        M Wagner
  • RE: Court reverses Microsoft patent-infringement ruling

    Hooray! Another victory for Microsoft! :)
    Loverock Davidson
  • RE: Court reverses Microsoft patent-infringement ruling

    A victory for Professional Truth Management?
    "PTM: when the fugly truth simply won't do!"
    My Bad ;-)
    bputersznit@...
  • RE: Court reverses Microsoft patent-infringement ruling

    Software patents are ridiculous. If I use words in a different way in a sentence can I apply for a patent? Essentially that is what is being done when applying for software patents.
    Barry ZA
    • It's not even that clear.

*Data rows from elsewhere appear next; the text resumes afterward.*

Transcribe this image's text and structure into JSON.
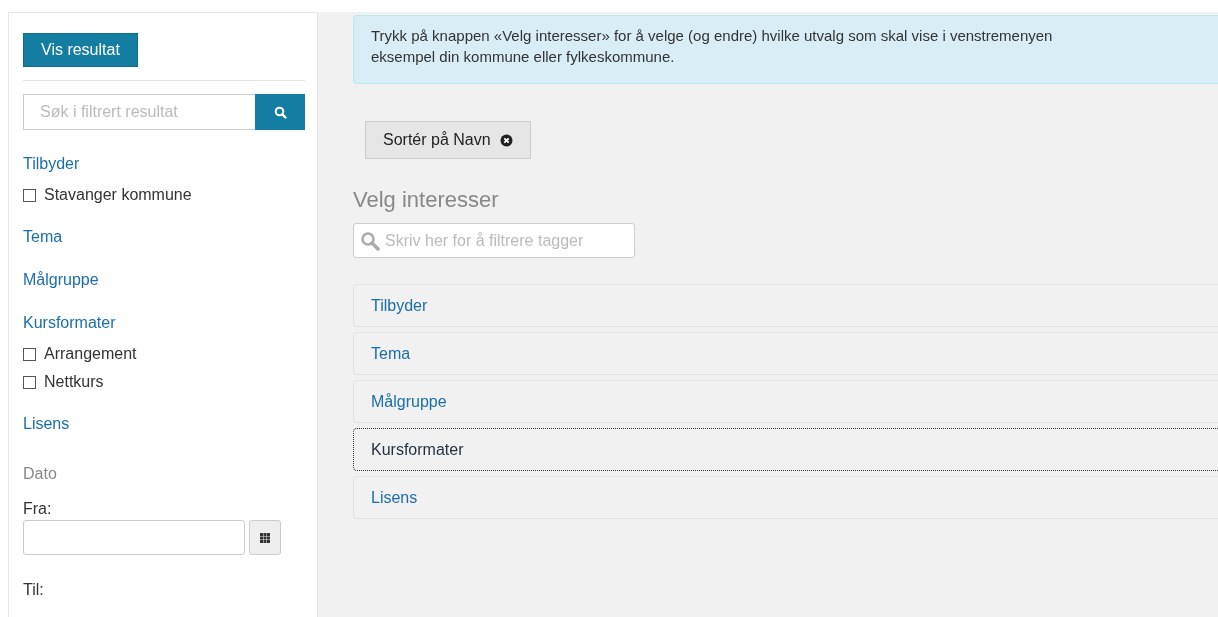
{
  "sidebar": {
    "show_results_button": "Vis resultat",
    "search": {
      "placeholder": "Søk i filtrert resultat"
    },
    "sections": [
      {
        "title": "Tilbyder",
        "options": [
          {
            "label": "Stavanger kommune",
            "checked": false
          }
        ]
      },
      {
        "title": "Tema"
      },
      {
        "title": "Målgruppe"
      },
      {
        "title": "Kursformater",
        "options": [
          {
            "label": "Arrangement",
            "checked": false
          },
          {
            "label": "Nettkurs",
            "checked": false
          }
        ]
      },
      {
        "title": "Lisens"
      }
    ],
    "date": {
      "title": "Dato",
      "from_label": "Fra:",
      "to_label": "Til:"
    }
  },
  "main": {
    "info": "Trykk på knappen «Velg interesser» for å velge (og endre) hvilke utvalg som skal vise i venstremenyen",
    "info_line_2": "eksempel din kommune eller fylkeskommune.",
    "sort_button": "Sortér på Navn",
    "heading": "Velg interesser",
    "filter": {
      "placeholder": "Skriv her for å filtrere tagger"
    },
    "interests": [
      {
        "label": "Tilbyder",
        "focused": false
      },
      {
        "label": "Tema",
        "focused": false
      },
      {
        "label": "Målgruppe",
        "focused": false
      },
      {
        "label": "Kursformater",
        "focused": true
      },
      {
        "label": "Lisens",
        "focused": false
      }
    ]
  }
}
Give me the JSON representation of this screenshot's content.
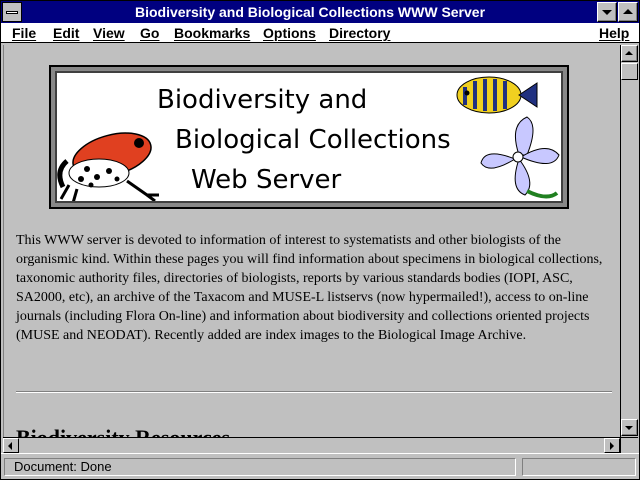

      Your example would apply to copyright, which is a lot easier to demonstrate.

      UNIX is protected by copyright, which is the only way that Linux could exist under current application of patent law since Linux is effectively a UNIX 'clone'.

      Had UNIX been patented, under today's court precedents, Linux would be violating most UNIX patents.

      And you're right. Patenting 'functionality' is ridiculous. What if Henry Ford had patented the steering wheel? Would each brand of automobile have a different mechanism for guiding it down the road - or would Ford Motor Company be collecting royalties from all of the other automobile manufacturers?
      M Wagner
  • RE: Court reverses Microsoft patent-infringement ruling

    I believe the only persons or companies who should "own" software, are the holders of the programing code. Anyone using writing software applications and programs written using C, C+, C++, Unix etc...are actually using bits and pieces of codes that does not belong to them. So how can they patent their software ??
    alainlebelge
  • RE: Court reverses Microsoft patent-infringement ruling

    Very nice, that was to happen

    http://www.formationshouse.com
    formation.companies
  • RE: Court reverses Microsoft patent-infringement ruling

    What you all seem to forget is that Uniloc appoached Microsoft back n the 1990s with their technology to protect software.

    Microsoft had a good look at it and then refused to purchase a licence for it.

    They then used exactly that technology to impose the Windows XP Product Activation on all of us.

    So they see the technology, don't buy it, use the technology for free, and then lock up Windows XP and make us pay for it, and make a million out of it.

    How is that fair? Please enlighten me.
    HereInOz